Research at Leeds Beckett
Dr Nina Martin
About Dr Nina Martin
Nina is a Senior Lecturer in the Psychology Group. Nina is a Chartered Psychologist (CPsychol), an Associate Fellow of the British Psychological Society (AFBPsS) and a Fellow of the Higher Education Academy (FHEA). Nina is also a practicing Psychotherapist.
Nina teaches on a number of modules across the Psychology Programme and has expertise in women's health, counselling psychology, and qualitative methodologies. She completed her Psychology degree at the University of Huddersfield in 2001, and, following her undergraduate studies, was employed as a Research Assistant on a number of health-related projects.
Nina completed her PhD in 2008 (at the University of Huddersfield), which explored the psychosocial experience of egg donation using a known donor. During her time as a Research Student she was employed as a Part-Time Lecturer in the School of Human and Health Sciences. Nina joined the Psychology Group at Leeds Beckett University in 2007. She is particularly interested in women’s reproductive health, specifically infertility and assisted conception. Other research interests include: women's career progression, the cancer journey, palliative care and, approaches to counselling and psychotherapy.
Nina has methodological expertise in qualitative methodologies (phenomenological and narrative approaches), encompassing qualitative methods of data collection (interviews, focus groups, diary methods, media texts etc.) and analysis (phenomenological, narrative, discursive and various thematic approaches).
Nina contributes to teaching on the Psychology Programme. She has particular interest and expertise in health psychology, counselling psychology and qualitative research methods.
Nina teaches on the Level 4 module, 'Growing Up in a Social World' and the Level 5 module 'Advanced Research Methods'. She is Module Leader for 'Clinical and Counselling Psychology', an elective module for final year students. Nina also contributes to the 'Health Psychology' module, a Level 6 elective.
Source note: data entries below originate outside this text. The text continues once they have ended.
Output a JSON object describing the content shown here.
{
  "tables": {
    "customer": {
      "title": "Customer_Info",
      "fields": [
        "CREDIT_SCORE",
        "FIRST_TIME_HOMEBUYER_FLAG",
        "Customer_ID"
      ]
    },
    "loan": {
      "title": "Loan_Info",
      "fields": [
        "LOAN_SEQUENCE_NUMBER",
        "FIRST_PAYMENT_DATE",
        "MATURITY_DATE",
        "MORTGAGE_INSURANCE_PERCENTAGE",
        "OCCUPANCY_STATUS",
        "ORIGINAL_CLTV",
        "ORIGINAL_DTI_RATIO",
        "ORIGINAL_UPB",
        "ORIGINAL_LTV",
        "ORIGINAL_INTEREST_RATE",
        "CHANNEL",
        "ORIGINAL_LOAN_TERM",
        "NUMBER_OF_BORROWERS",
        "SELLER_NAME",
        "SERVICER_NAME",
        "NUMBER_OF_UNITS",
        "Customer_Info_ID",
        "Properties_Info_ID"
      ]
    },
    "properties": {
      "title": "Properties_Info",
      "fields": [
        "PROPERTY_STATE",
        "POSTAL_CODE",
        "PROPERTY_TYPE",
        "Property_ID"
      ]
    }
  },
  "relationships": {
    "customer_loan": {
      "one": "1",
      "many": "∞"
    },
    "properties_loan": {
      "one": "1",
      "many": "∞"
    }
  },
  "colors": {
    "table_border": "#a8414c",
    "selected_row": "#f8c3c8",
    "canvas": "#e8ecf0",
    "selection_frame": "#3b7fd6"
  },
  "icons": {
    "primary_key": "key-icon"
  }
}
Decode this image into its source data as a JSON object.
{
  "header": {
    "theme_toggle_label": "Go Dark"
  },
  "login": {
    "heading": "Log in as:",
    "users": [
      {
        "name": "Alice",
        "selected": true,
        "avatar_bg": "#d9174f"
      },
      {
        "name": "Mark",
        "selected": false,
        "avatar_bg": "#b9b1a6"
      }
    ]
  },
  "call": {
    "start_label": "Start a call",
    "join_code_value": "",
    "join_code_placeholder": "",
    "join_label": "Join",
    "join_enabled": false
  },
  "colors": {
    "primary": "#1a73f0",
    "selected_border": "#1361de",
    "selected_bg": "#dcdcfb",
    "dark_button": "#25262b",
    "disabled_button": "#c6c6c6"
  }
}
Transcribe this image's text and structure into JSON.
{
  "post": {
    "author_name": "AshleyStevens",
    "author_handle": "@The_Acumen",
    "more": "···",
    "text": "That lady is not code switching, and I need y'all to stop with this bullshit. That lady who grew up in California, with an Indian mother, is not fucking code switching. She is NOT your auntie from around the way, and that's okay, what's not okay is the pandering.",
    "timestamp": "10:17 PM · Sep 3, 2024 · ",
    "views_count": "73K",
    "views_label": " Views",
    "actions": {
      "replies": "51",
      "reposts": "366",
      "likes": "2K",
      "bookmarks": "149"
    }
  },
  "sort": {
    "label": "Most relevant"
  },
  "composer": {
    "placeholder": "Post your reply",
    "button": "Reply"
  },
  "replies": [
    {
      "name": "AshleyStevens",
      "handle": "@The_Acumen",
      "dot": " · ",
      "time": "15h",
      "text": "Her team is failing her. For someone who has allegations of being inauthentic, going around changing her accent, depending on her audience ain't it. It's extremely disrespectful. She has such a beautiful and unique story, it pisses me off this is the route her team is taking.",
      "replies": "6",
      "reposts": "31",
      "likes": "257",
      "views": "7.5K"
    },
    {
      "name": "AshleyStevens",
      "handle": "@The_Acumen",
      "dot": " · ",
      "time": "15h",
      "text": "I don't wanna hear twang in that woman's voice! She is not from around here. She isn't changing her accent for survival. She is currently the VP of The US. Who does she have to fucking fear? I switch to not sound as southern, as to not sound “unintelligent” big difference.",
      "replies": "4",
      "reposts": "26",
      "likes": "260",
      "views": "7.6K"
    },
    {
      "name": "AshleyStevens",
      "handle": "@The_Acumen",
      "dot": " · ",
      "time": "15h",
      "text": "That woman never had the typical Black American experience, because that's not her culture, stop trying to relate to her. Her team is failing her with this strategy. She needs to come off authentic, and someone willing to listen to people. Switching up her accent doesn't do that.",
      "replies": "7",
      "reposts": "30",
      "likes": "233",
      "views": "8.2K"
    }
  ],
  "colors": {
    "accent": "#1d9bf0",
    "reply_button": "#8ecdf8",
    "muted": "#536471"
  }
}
Nina is involved in the supervision of undergraduate and postgraduate students.
Nina's current research includes;
- a qualitative study, in partnership with a local women's centre, exploring how women understand and make sense of their experiences of volunteering. The study has implications for practice, which may serve to enhance training for volunteers and staff.
- a mixed-methods study evaluating a singing programme and its impact on academic performance at a local primary school. The research will be of interest to educators.
- a qualitative study into women returners and women in mid-late stage career contexts to explore best practice in relation to career progression. This research will be of interest to policy makers and practitioners concerned with supporting the career development of professional women.
Journal articles (4)
- Blyth E; Crawshaw M; Frith L; Jones C; Martin N (2011), Comment. No 'brownie points' for ill-conceived Donation Review. Bionews
- MARTIN NM (2009), Exploring the experience of Known Egg Donation. Update (Newsletter of the Daisy Network), vol. 50
- Martin N (2008), Exploring the experience of known egg donation: Implications for counselling practice. JOURNAL OF REPRODUCTIVE AND INFANT PSYCHOLOGY, vol. 26 (3), p. 260-261.
- MARTIN N; BLYTH E (2008), Psychological issues in known egg donation: considerations for infertility counselling. Journal of Fertility Counselling, vol. 15 (3), p. 40-52.
- Blyth E; Martin N; Potter C (2003) Assisted human reproduction: Contemporary policy and practice in the UK. In: Blyth E; Martin N; Potter C Assisted Human Reproduction: Psychological and Ethical Dilemmas. : Wiley, pp. .
Conference proceedings (peer reviewed) (1)
- Martin N (2008) Exploring the experience of known egg donation: implications for counselling practice. In: 28th Annual Conference of the Society for Reproductive and Infant Psychology London, UK 20080908. : Taylor & Francis, pp. .